#### Data shown

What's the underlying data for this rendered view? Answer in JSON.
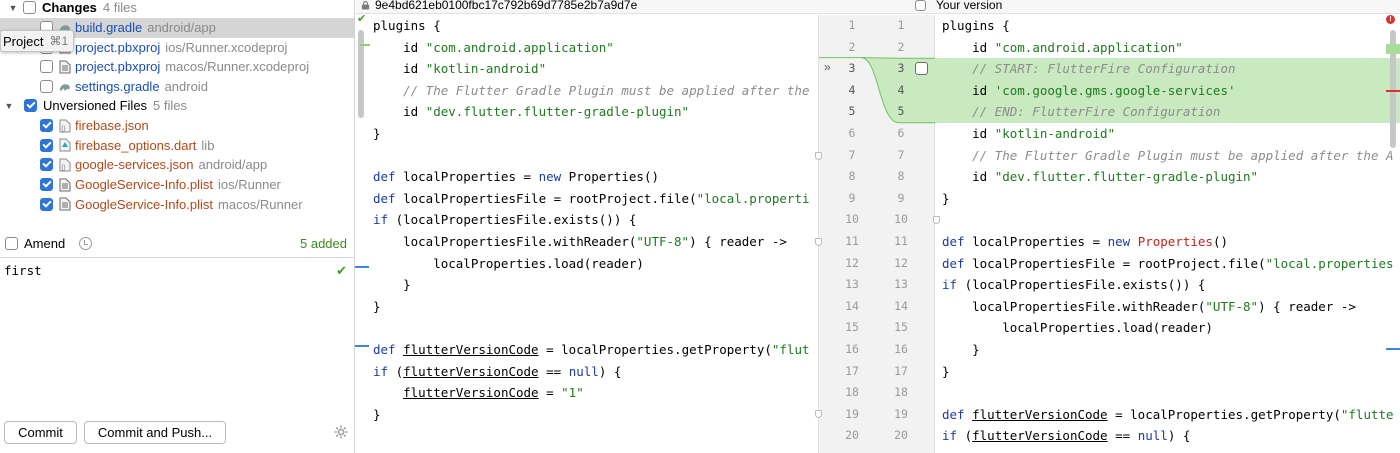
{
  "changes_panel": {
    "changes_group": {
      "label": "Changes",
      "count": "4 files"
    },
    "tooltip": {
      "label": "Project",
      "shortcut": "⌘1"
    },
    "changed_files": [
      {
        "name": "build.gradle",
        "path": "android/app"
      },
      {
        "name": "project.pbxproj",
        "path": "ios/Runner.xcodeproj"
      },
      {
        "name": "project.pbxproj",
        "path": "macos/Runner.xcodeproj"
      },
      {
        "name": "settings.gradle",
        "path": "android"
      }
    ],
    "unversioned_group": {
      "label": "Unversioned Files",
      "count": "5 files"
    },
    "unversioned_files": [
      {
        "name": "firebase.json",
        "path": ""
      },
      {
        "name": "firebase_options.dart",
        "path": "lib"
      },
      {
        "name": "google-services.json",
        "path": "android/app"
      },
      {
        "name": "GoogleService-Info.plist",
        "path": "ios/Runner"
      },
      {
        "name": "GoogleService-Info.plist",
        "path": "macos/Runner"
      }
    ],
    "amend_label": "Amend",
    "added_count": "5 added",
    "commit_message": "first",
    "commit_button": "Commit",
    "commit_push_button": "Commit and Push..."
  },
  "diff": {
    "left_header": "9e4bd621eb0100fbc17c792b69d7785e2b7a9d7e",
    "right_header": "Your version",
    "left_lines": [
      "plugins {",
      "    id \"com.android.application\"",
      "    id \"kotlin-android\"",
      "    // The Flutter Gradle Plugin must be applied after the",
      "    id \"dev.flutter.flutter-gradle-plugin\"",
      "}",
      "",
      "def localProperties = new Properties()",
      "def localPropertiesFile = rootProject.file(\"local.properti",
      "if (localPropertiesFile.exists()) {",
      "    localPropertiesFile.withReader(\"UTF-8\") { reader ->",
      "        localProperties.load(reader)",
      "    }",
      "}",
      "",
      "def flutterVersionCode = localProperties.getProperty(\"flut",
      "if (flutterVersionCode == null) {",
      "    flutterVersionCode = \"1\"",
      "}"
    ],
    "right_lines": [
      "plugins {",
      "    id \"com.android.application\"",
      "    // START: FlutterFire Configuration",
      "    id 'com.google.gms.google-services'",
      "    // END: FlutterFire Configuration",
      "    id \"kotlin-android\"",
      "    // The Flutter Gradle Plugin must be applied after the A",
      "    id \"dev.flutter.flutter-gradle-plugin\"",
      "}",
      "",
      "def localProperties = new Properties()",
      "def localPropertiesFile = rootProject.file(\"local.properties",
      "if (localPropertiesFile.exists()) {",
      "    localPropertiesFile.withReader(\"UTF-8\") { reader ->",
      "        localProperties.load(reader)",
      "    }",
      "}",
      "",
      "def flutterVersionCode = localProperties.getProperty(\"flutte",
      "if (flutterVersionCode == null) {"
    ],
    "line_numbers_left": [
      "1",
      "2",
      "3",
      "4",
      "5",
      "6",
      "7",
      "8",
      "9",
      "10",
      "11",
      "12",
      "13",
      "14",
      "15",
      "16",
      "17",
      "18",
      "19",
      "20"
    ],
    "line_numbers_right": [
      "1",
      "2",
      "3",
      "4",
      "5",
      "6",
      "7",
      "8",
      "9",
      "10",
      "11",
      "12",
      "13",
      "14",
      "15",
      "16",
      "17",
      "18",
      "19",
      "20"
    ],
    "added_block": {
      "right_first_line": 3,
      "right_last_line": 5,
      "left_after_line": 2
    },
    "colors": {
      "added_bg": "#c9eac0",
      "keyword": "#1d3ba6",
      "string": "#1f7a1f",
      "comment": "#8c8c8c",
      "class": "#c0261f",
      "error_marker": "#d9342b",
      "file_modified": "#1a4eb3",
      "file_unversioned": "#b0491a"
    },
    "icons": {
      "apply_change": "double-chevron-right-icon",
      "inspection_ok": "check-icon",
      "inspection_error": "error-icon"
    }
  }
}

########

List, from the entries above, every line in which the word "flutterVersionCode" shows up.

      "def flutterVersionCode = localProperties.getProperty(\"flut",
      "if (flutterVersionCode == null) {",
      "    flutterVersionCode = \"1\"",
      "def flutterVersionCode = localProperties.getProperty(\"flutte",
      "if (flutterVersionCode == null) {"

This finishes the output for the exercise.